## What you will do
Scan the lines below and report each one containing "date" by copying it.

## Exercise input
========

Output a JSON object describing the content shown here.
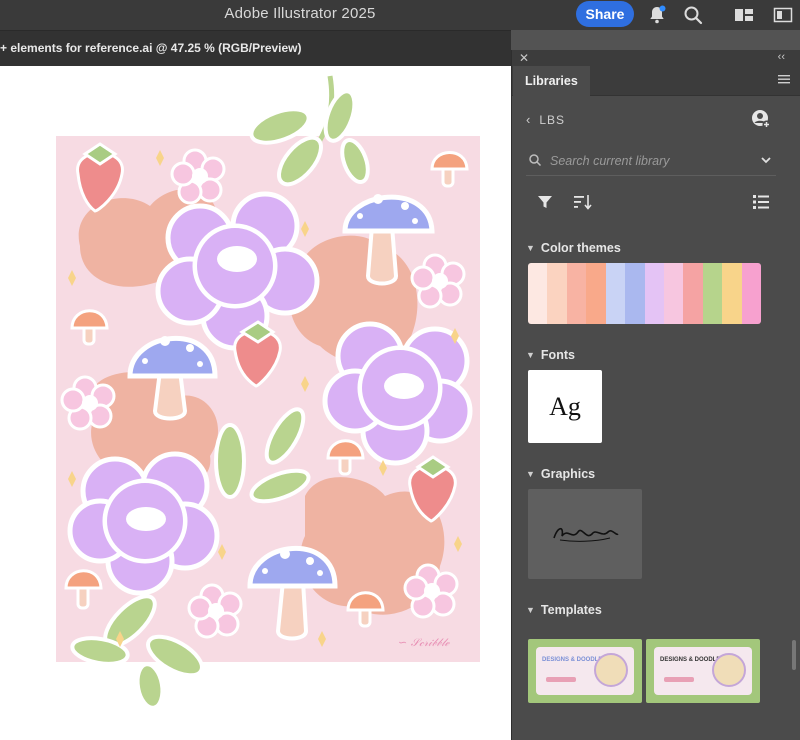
{
  "app": {
    "title": "Adobe Illustrator 2025",
    "share_label": "Share"
  },
  "document": {
    "tab_label": "+ elements for reference.ai @ 47.25 % (RGB/Preview)"
  },
  "panel": {
    "tab": "Libraries",
    "library_name": "LBS",
    "search": {
      "placeholder": "Search current library"
    },
    "sections": {
      "color_themes": "Color themes",
      "fonts": "Fonts",
      "graphics": "Graphics",
      "templates": "Templates"
    },
    "font_sample": "Ag",
    "theme_colors": [
      "#fde8e2",
      "#fbd3c0",
      "#f8b3a3",
      "#f9a98a",
      "#c9d3f5",
      "#aab8ef",
      "#e4c3f5",
      "#f7c6e0",
      "#f5a3a3",
      "#b6d48c",
      "#f8d48a",
      "#f7a1cf"
    ],
    "templates": [
      {
        "label": "DESIGNS & DOODLES"
      },
      {
        "label": "DESIGNS & DOODLES"
      }
    ]
  },
  "icons": {
    "bell": "bell-icon",
    "search": "search-icon",
    "workspace": "workspace-icon",
    "panel_toggle": "panel-toggle-icon"
  }
}
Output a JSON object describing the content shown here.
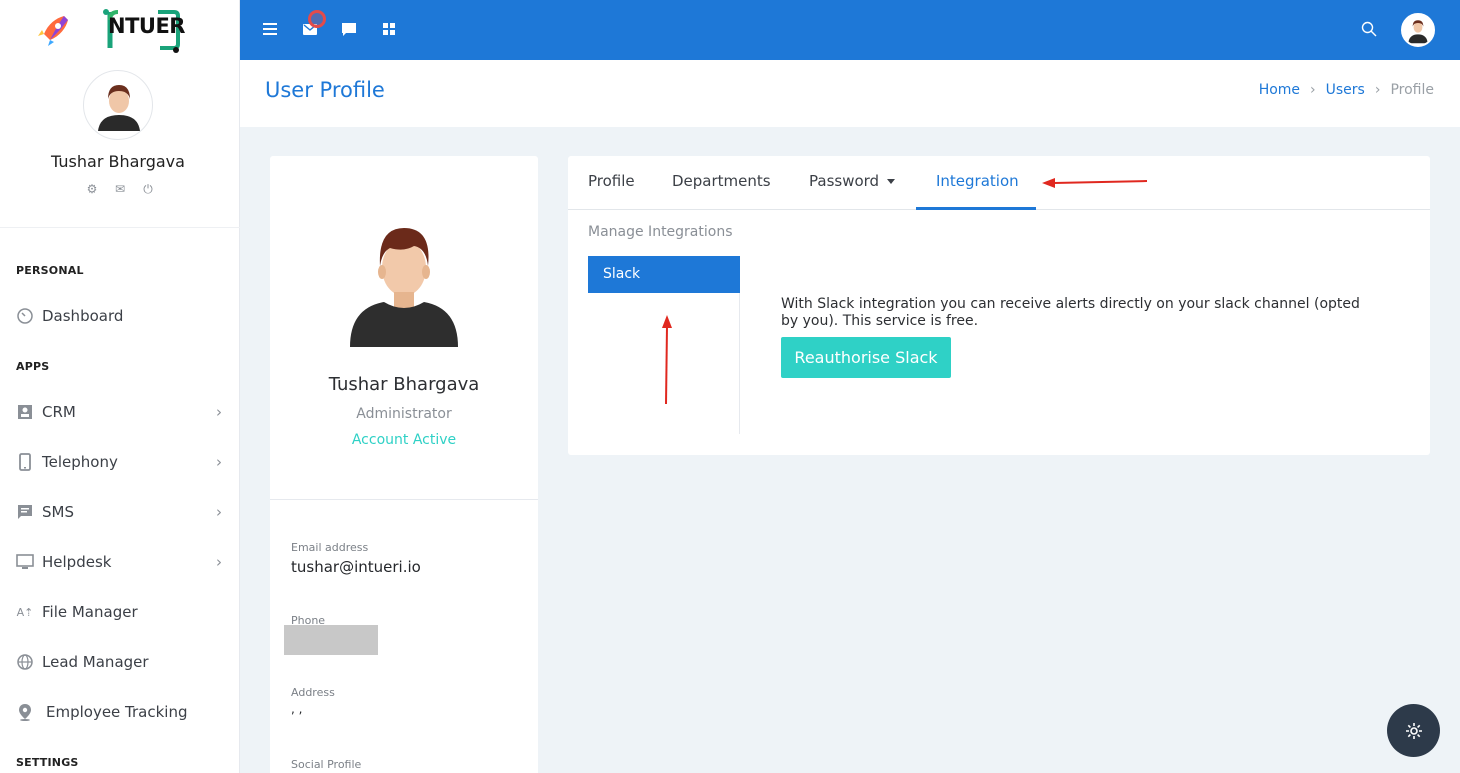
{
  "brand": {
    "logo_text": "NTUER"
  },
  "sidebar": {
    "user_name": "Tushar Bhargava",
    "section_personal": "PERSONAL",
    "section_apps": "APPS",
    "section_settings": "SETTINGS",
    "items": [
      {
        "label": "Dashboard",
        "icon": "dashboard-icon"
      },
      {
        "label": "CRM",
        "icon": "contact-card-icon"
      },
      {
        "label": "Telephony",
        "icon": "phone-icon"
      },
      {
        "label": "SMS",
        "icon": "message-icon"
      },
      {
        "label": "Helpdesk",
        "icon": "monitor-icon"
      },
      {
        "label": "File Manager",
        "icon": "file-upload-icon"
      },
      {
        "label": "Lead Manager",
        "icon": "globe-icon"
      },
      {
        "label": "Employee Tracking",
        "icon": "location-pin-icon"
      }
    ]
  },
  "header": {
    "title": "User Profile",
    "breadcrumb": [
      "Home",
      "Users",
      "Profile"
    ]
  },
  "profile_card": {
    "name": "Tushar Bhargava",
    "role": "Administrator",
    "status": "Account Active",
    "email_label": "Email address",
    "email_value": "tushar@intueri.io",
    "phone_label": "Phone",
    "address_label": "Address",
    "address_value": ", ,",
    "social_label": "Social Profile"
  },
  "integration_card": {
    "tabs": [
      "Profile",
      "Departments",
      "Password",
      "Integration"
    ],
    "active_tab": "Integration",
    "manage_label": "Manage Integrations",
    "menu_items": [
      "Slack"
    ],
    "description": "With Slack integration you can receive alerts directly on your slack channel (opted by you). This service is free.",
    "button_label": "Reauthorise Slack"
  },
  "colors": {
    "primary": "#1e78d7",
    "teal": "#2fd1c6",
    "annotation": "#e0281f"
  }
}
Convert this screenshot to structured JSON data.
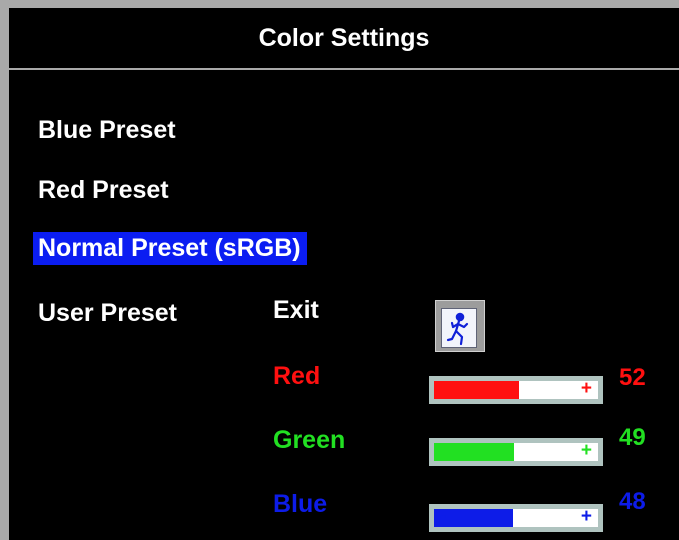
{
  "title": "Color Settings",
  "menu": {
    "blue_preset": "Blue Preset",
    "red_preset": "Red Preset",
    "normal_preset": "Normal Preset (sRGB)",
    "user_preset": "User Preset"
  },
  "user_preset": {
    "exit_label": "Exit",
    "exit_icon": "exit-door-icon",
    "channels": [
      {
        "label": "Red",
        "value": "52",
        "color": "#ff1010",
        "fill_fraction": 0.52
      },
      {
        "label": "Green",
        "value": "49",
        "color": "#22e022",
        "fill_fraction": 0.49
      },
      {
        "label": "Blue",
        "value": "48",
        "color": "#0d1ce8",
        "fill_fraction": 0.48
      }
    ],
    "minus_glyph": "-",
    "plus_glyph": "+"
  },
  "colors": {
    "background": "#000000",
    "frame": "#a9a9a9",
    "selection": "#0b1df2",
    "text": "#ffffff",
    "slider_border": "#afc3bf"
  }
}
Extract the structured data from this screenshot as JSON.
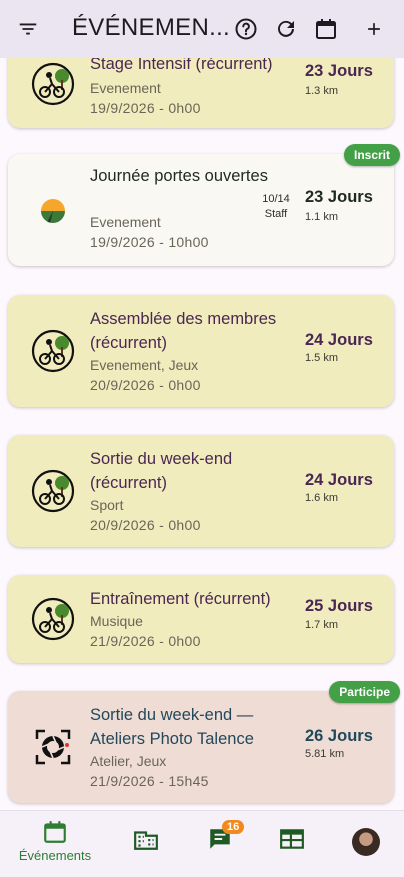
{
  "appbar": {
    "title": "ÉVÉNEMEN...",
    "icons": [
      "filter-icon",
      "help-icon",
      "refresh-icon",
      "calendar-icon",
      "add-icon"
    ]
  },
  "cards": [
    {
      "title": "Stage Intensif (récurrent)",
      "category": "Evenement",
      "date": "19/9/2026 - 0h00",
      "days": "23 Jours",
      "km": "1.3 km",
      "color": "#f1ecbd",
      "icon": "cyclist-logo-icon"
    },
    {
      "title": "Journée portes ouvertes",
      "category": "Evenement",
      "date": "19/9/2026 - 10h00",
      "days": "23 Jours",
      "km": "1.1 km",
      "staff_count": "10/14",
      "staff_label": "Staff",
      "badge": "Inscrit",
      "color": "#f9f8f3",
      "icon": "sunset-road-icon"
    },
    {
      "title": "Assemblée des membres (récurrent)",
      "category": "Evenement, Jeux",
      "date": "20/9/2026 - 0h00",
      "days": "24 Jours",
      "km": "1.5 km",
      "color": "#f1ecbd",
      "icon": "cyclist-logo-icon"
    },
    {
      "title": "Sortie du week-end (récurrent)",
      "category": "Sport",
      "date": "20/9/2026 - 0h00",
      "days": "24 Jours",
      "km": "1.6 km",
      "color": "#f1ecbd",
      "icon": "cyclist-logo-icon"
    },
    {
      "title": "Entraînement (récurrent)",
      "category": "Musique",
      "date": "21/9/2026 - 0h00",
      "days": "25 Jours",
      "km": "1.7 km",
      "color": "#f1ecbd",
      "icon": "cyclist-logo-icon"
    },
    {
      "title": "Sortie du week-end — Ateliers Photo Talence",
      "category": "Atelier, Jeux",
      "date": "21/9/2026 - 15h45",
      "days": "26 Jours",
      "km": "5.81 km",
      "badge": "Participe",
      "color": "#efddd5",
      "icon": "camera-aperture-icon"
    }
  ],
  "bottomnav": {
    "events_label": "Événements",
    "messages_badge": "16",
    "accent": "#2e7d32"
  }
}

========

## Written response
      "date": "19/9/2026 - 0h00",
      "date": "19/9/2026 - 10h00",
      "date": "20/9/2026 - 0h00",
      "date": "20/9/2026 - 0h00",
      "date": "21/9/2026 - 0h00",
      "date": "21/9/2026 - 15h45",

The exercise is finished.